As a rule of thumb, when interest rates are high, usually an economy is experiencing deflation.
Serving Two Masters
Money serves three functions: medium of exchange, store of value, and unit of account. I’m not going to focus on the unit of account function, although change is also needed there. The main problem consists with the other two use cases.
National currencies such as the Dollar try to act as a medium of exchange and a store of value. As stated earlier, a medium of exchange is anything used to facilitate exchanges of goods and services. It can be a piece of paper, sea shells, wooden sticks, or virtual bits of information. Its main goal is to continuously circulate within an economy. A store of value is anything that holds a financial worth over time. It can be a financial document such as a stock certificate, gold, art, a house, paper money, and virtual bits of information as well. Its main goal is to be accumulated with hopes of it gaining more value. Its main goal isn’t to circulate in an economy (although it can), but to be accumulated and hoarded. A unit of account is a standard of valuing goods and services.
So what’s the problem with national currencies trying to serve two masters? When money is constantly circulating (velocity) from person to person, person to business, or business to business, we have a good economy. When money is hoarded and doesn’t circulate, we have a bad economy. By acting as a store of value, money doesn’t have a shelf life, it lives forever.
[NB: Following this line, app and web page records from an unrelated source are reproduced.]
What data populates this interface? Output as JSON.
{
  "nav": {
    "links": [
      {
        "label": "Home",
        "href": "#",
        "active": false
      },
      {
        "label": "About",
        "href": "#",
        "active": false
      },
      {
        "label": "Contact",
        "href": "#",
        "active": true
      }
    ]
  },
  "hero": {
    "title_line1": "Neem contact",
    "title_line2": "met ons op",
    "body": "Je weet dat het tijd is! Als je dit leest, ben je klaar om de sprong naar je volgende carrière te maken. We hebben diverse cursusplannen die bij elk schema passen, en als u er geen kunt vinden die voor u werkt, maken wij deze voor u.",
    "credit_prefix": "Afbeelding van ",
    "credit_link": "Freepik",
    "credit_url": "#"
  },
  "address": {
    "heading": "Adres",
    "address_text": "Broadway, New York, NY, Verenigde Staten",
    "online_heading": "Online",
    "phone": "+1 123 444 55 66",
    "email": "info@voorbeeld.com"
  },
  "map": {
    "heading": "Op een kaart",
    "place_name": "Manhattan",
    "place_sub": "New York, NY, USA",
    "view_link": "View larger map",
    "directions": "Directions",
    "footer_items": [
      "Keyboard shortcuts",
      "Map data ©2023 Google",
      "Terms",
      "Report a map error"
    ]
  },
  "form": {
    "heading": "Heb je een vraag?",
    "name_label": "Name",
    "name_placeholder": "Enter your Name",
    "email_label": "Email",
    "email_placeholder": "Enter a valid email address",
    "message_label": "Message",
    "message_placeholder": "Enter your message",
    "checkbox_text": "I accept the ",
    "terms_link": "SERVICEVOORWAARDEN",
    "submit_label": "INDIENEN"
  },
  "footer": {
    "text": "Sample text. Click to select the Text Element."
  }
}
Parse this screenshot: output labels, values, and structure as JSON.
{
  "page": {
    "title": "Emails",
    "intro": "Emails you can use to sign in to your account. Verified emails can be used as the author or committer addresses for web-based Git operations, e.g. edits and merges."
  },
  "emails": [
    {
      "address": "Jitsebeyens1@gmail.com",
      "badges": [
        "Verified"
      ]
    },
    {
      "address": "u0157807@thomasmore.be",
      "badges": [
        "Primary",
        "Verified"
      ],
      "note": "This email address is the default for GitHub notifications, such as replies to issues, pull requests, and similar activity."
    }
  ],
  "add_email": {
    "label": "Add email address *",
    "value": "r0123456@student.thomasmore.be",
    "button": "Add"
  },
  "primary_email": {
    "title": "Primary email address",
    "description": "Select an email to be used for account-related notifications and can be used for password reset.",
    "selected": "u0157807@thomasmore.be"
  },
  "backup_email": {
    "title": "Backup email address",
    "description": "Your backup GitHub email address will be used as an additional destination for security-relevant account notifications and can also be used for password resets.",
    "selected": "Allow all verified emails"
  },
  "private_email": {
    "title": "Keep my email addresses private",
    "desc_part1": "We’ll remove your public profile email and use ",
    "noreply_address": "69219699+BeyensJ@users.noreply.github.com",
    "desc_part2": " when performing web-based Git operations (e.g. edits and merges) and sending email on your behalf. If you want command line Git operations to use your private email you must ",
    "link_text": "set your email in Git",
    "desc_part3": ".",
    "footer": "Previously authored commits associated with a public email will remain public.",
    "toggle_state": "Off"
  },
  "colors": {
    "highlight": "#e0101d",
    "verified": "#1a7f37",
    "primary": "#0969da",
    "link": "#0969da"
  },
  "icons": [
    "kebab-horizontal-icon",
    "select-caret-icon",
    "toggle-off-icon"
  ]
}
This doesn’t give people with a lot of capital an incentive to keep it circulating, but to have it sit still and accumulate interest.
If we look at money and the economy the same way we look at blood and the circulatory system, we’d understand why hoarding money is a major problem. Imagine if 93% of our blood only went to our brains, but didn’t reach the rest of our body; the other areas of our body wouldn’t get nourished and suffer. Well, 20% of the U.S. population controls 93% of the financial wealth, while the remaining 80% of the population only controls 7%! We see the side effects of this wealth inequality everyday in the form of crime, distressed social relations, suffering local economies, and more. We need to add a feature to money called demurrage, which would incentivize circulation instead of hoarding. I’ll touch on that in Part 2 of the book.
No Local Allegiance
National currencies such as the Dollar have no allegiance to local areas. The main goal for these currencies is to get back to the financial centers of a country. When money is spent at a big chain store, it’s more likely to leave the local area where it is doing business. This leaves less money to circulate in that local area to spur more economic activity. However, when money is spent locally, there’s a much higher chance of it staying local and benefiting the community.
A study by Civic Economics, an organization that studies the economic activity of local communities, covering Louisville, Milwaukee, Ogden, Utah, and the Six Corners area of Chicago, proves that money spent at independent outlets is more likely to stay local than that spent at a chain. For example, in Louisville, independent businesses recirculated 55.2% of revenues compared to 13.6% for big retailers, and that local restaurants recirculate 67%, while big chains do 30.4%.
There are various efforts in creating local currencies to keep wealth from leaving the community. I’ll also touch on that topic in more detail in Part 2 of the book as well.